Murad contributed to ‘Kitabü’l-Menamat’ (‘The Book of Dreams’), which was addressed to Şüca Dede, his spiritual advisor. It was based on his letters describing his dreams. These dream letters were recently published in Turkish by Ozgen Felek.
Personal Life & Family
Before assuming power, Murad was devoted to his chief concubine, Safiye Sultan, an Albanian. They had a son, Mehmed, and two daughters.
However, his mother, Nurbanu, wanted him to father more sons to keep the chances of succession strong.
A few years after ascending to the throne, Murad got two concubines as a gift from his sister Ismihan.
However, Murad soon proved to be impotent. Nurbanu then accused Safiyye of making him impotent with witchcraft. The court physicians gave him a medical cure to increase his sexual appetite. Following this, Murad had many children. Some of his named concubines were Şemsiruhsar Hatun, Naz-perver, and Şahihuban Hatun.
Some believe he had over a hundred children by the time he died. Nineteen of them were killed by Mehmed III after he ascended to the throne. History names 22 sons and 28 daughters.
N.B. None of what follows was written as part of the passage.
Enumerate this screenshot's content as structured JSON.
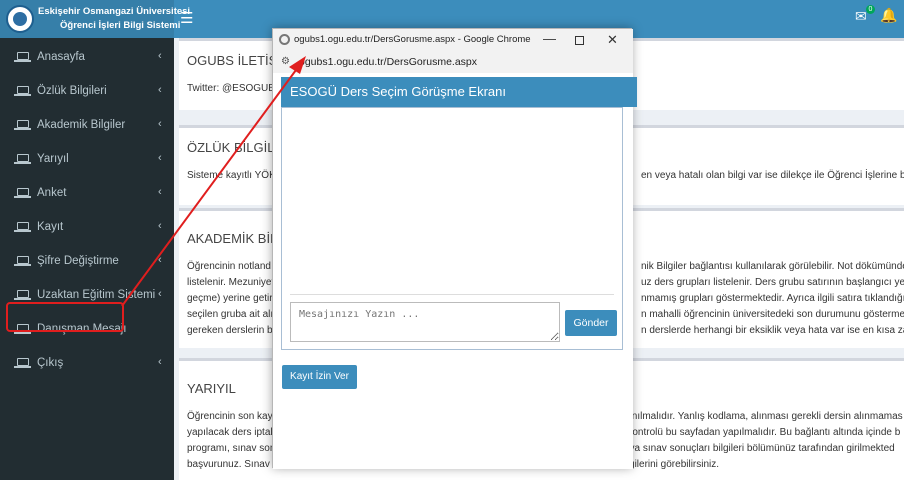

Sixteen of his daughters died in a plague in 1597.
Some of his sons were Mehmed III, Selim Bayezid, Cihangir, Abdullah, Mustafa, Osman, Hasan, Ahmed, Yakub, Abdurrahman, Abdullah, Alemsah, Yusuf, Huseyin, Korkud, Alauddin, Ali, Ishak, Omer, and Davud.
Some of his daughters were Ayse, Fahriye, Fatma, and Mihrimah.
Murad died of apoplexy on January 16 (some sources say 15), 1595, at the ‘Topkapi Palace’ in Constantinople.’ He was 48 at the time of his death.
He was buried next to the ‘Hagia Sophia.’ About 54 sarcophagus of the sultan, his wives, and his children lie buried along with him.
Murad had buried his mother, Nurbanu, beside his father, Selim II, thus making her the first concubine to be buried next to a sultan's tomb.
Murad was succeeded by Mehmed III.